*What you have to do:* Omitting all images, set down every line below exactly as it appears.

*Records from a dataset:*
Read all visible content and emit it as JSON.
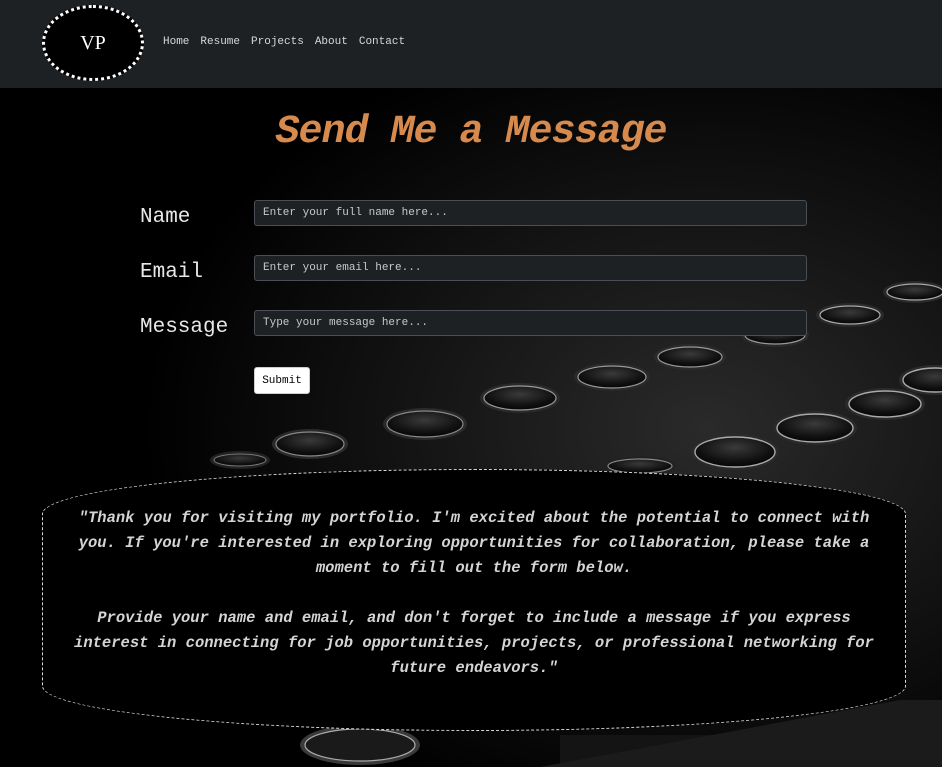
{
  "header": {
    "logo_text": "VP",
    "nav": [
      "Home",
      "Resume",
      "Projects",
      "About",
      "Contact"
    ]
  },
  "main": {
    "title": "Send Me a Message",
    "form": {
      "name_label": "Name",
      "name_placeholder": "Enter your full name here...",
      "email_label": "Email",
      "email_placeholder": "Enter your email here...",
      "message_label": "Message",
      "message_placeholder": "Type your message here...",
      "submit_label": "Submit"
    },
    "quote": {
      "paragraph1": "\"Thank you for visiting my portfolio. I'm excited about the potential to connect with you. If you're interested in exploring opportunities for collaboration, please take a moment to fill out the form below.",
      "paragraph2": "Provide your name and email, and don't forget to include a message if you express interest in connecting for job opportunities, projects, or professional networking for future endeavors.\""
    }
  },
  "colors": {
    "header_bg": "#1e2124",
    "title_accent": "#d68a4e",
    "input_bg": "#1e2124",
    "page_bg": "#000000"
  }
}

*Task result:*
Read all visible content and emit it as JSON.
{
  "header": {
    "logo_text": "VP",
    "nav": [
      "Home",
      "Resume",
      "Projects",
      "About",
      "Contact"
    ]
  },
  "main": {
    "title": "Send Me a Message",
    "form": {
      "name_label": "Name",
      "name_placeholder": "Enter your full name here...",
      "email_label": "Email",
      "email_placeholder": "Enter your email here...",
      "message_label": "Message",
      "message_placeholder": "Type your message here...",
      "submit_label": "Submit"
    },
    "quote": {
      "paragraph1": "\"Thank you for visiting my portfolio. I'm excited about the potential to connect with you. If you're interested in exploring opportunities for collaboration, please take a moment to fill out the form below.",
      "paragraph2": "Provide your name and email, and don't forget to include a message if you express interest in connecting for job opportunities, projects, or professional networking for future endeavors.\""
    }
  },
  "colors": {
    "header_bg": "#1e2124",
    "title_accent": "#d68a4e",
    "input_bg": "#1e2124",
    "page_bg": "#000000"
  }
}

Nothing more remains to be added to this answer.